Bankruptcy and Debt: A New Model for Corporate Reorganization

76 Pages Posted: 7 Feb 2015

Date Written: April, 1983

Abstract

Two of the core determinations made in a reorganization proceeding under chapter 11 of the Bankruptcy Code' are simply stated: Who gets how much? What will the new capital structure be? To resolve these simply stated questions of valuation and recapitalization, bankruptcy courts loosely oversee a lengthy bargaining process that is widely thought to be cumbersome, costly, and complex. The strain of extended financial stress results in lost sales when customers seek a more secure supply source, in consumption of valuable management time spent resolving financial difficulties, and in forgone opportunities to obtain new projects. Additional costs are borne by the employees, customers, and suppliers of the bankrupt company, as well as the comnunities in which it operates. Furthermore, while contraction of the bankrupt firm is usually in order, parts of the firm may sometimes be liquidated even though liquidation value is less than operational value. Finally, the firm often emerges from reorganization with an unnecessarily complex capital structure. Such a complex capital structure can cause the reorganized firm to adopt poor operational strategies, prevent it from raising new capital, and pose a barrier to a healthy merger.

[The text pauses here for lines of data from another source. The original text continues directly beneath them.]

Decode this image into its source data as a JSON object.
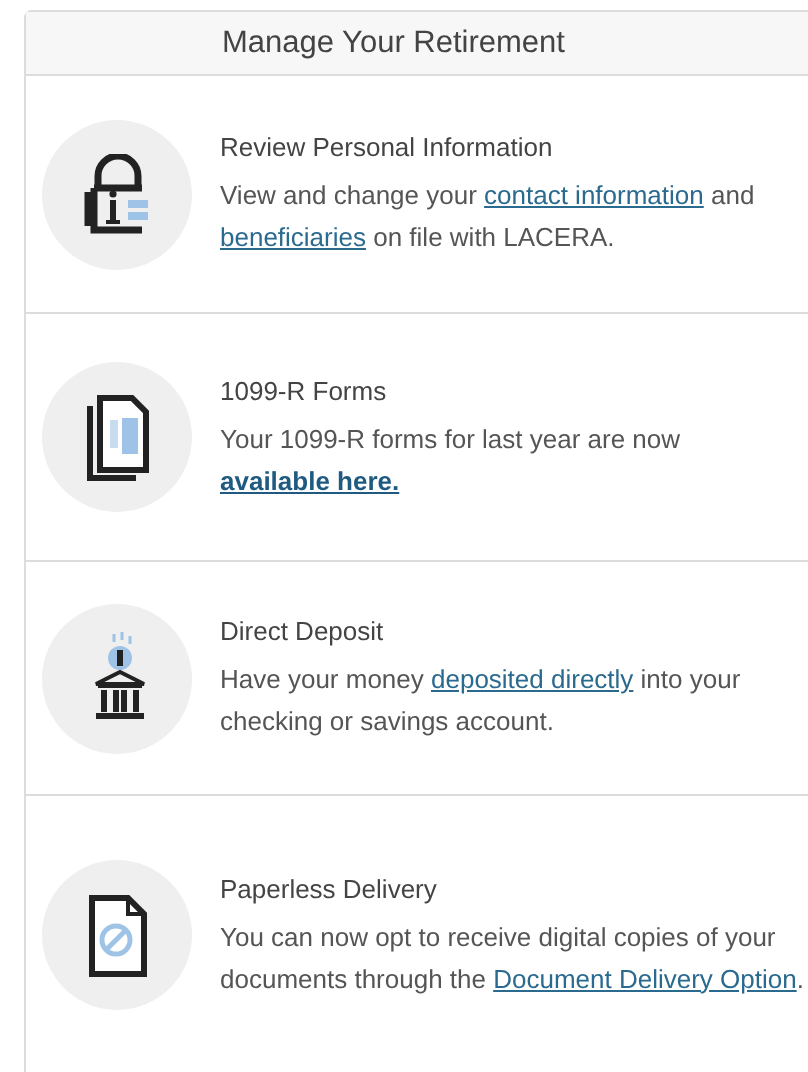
{
  "panel": {
    "title": "Manage Your Retirement"
  },
  "items": [
    {
      "title": "Review Personal Information",
      "description": [
        {
          "kind": "text",
          "text": "View and change your "
        },
        {
          "kind": "link",
          "text": "contact information"
        },
        {
          "kind": "text",
          "text": " and "
        },
        {
          "kind": "link",
          "text": "beneficiaries"
        },
        {
          "kind": "text",
          "text": " on file with LACERA."
        }
      ]
    },
    {
      "title": "1099-R Forms",
      "description": [
        {
          "kind": "text",
          "text": "Your 1099-R forms for last year are now "
        },
        {
          "kind": "bold_link",
          "text": "available here."
        }
      ]
    },
    {
      "title": "Direct Deposit",
      "description": [
        {
          "kind": "text",
          "text": "Have your money "
        },
        {
          "kind": "link",
          "text": "deposited directly"
        },
        {
          "kind": "text",
          "text": " into your checking or savings account."
        }
      ]
    },
    {
      "title": "Paperless Delivery",
      "description": [
        {
          "kind": "text",
          "text": "You can now opt to receive digital copies of your documents through the "
        },
        {
          "kind": "link",
          "text": "Document Delivery Option"
        },
        {
          "kind": "text",
          "text": "."
        }
      ]
    }
  ]
}
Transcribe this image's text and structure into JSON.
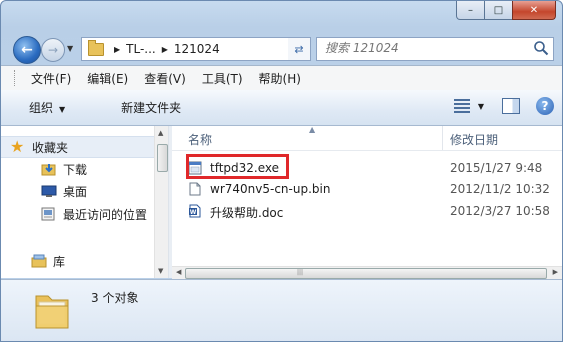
{
  "window": {
    "caption_buttons": [
      "–",
      "□",
      "✕"
    ]
  },
  "nav": {
    "breadcrumb": [
      "TL-...",
      "121024"
    ],
    "search_placeholder": "搜索 121024"
  },
  "menu": [
    "文件(F)",
    "编辑(E)",
    "查看(V)",
    "工具(T)",
    "帮助(H)"
  ],
  "commands": {
    "organize": "组织",
    "new_folder": "新建文件夹"
  },
  "sidebar": {
    "favorites_label": "收藏夹",
    "items": [
      "下载",
      "桌面",
      "最近访问的位置"
    ],
    "library_label": "库"
  },
  "columns": {
    "name": "名称",
    "date": "修改日期"
  },
  "files": [
    {
      "name": "tftpd32.exe",
      "date": "2015/1/27 9:48",
      "icon": "exe-icon"
    },
    {
      "name": "wr740nv5-cn-up.bin",
      "date": "2012/11/2 10:32",
      "icon": "bin-file-icon"
    },
    {
      "name": "升级帮助.doc",
      "date": "2012/3/27 10:58",
      "icon": "word-doc-icon"
    }
  ],
  "details": {
    "summary": "3 个对象"
  },
  "colors": {
    "highlight": "#e0282a",
    "window_frame": "#b9cfe7"
  }
}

Keywords: Chapter 11, 363 sales

Suggested Citation

Roe, Mark J., Bankruptcy and Debt: A New Model for Corporate Reorganization (April, 1983). Columbia Law Review, Vol. 83, No. 3, 1983. Available at SSRN: https://ssrn.com/abstract=2561052

Mark J. Roe (Contact Author)

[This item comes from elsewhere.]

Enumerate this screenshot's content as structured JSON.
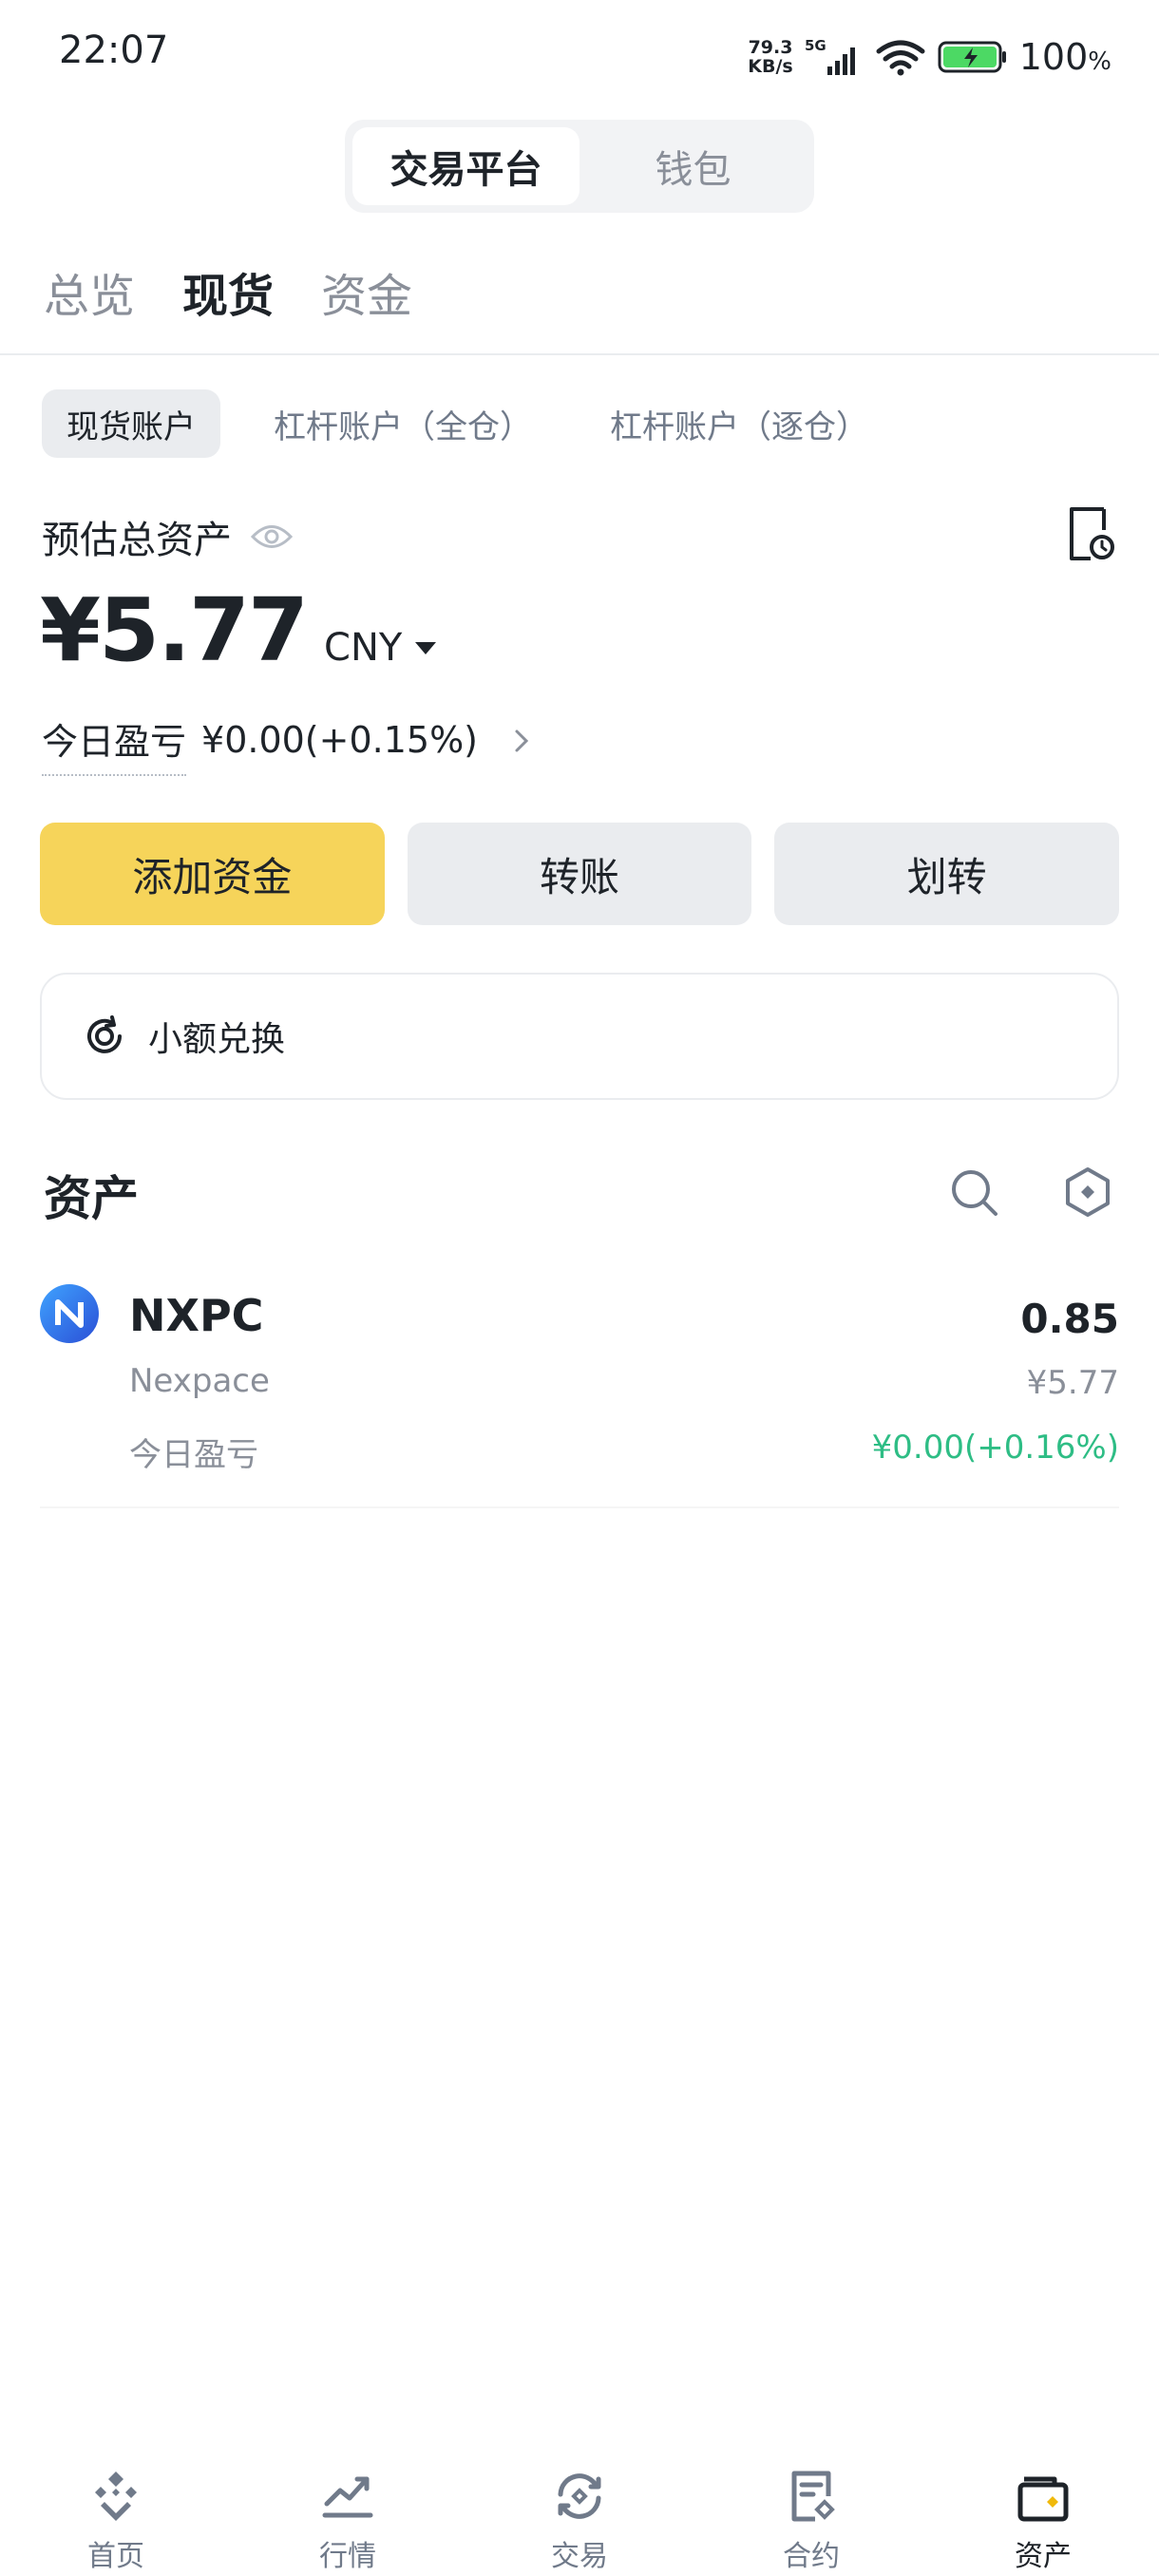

Harvard Law School ( email )

Griswold 502
Cambridge, MA 02138
United States
617-495-8099 (Phone)
617-495-4299 (Fax)

Register to save articles to
your library

Register

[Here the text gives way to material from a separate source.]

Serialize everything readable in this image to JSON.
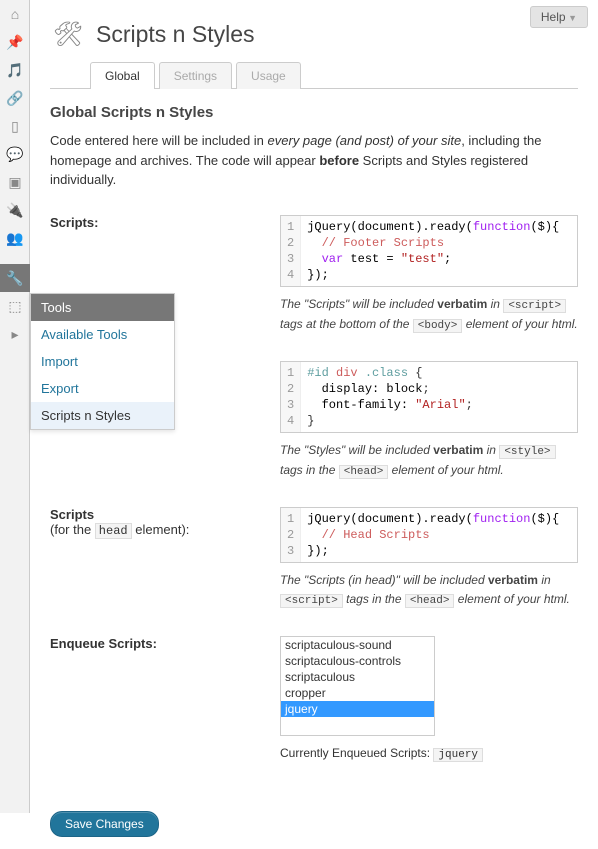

Paper statistics

Downloads
194
Abstract Views
714
rank
156,105
PlumX Metrics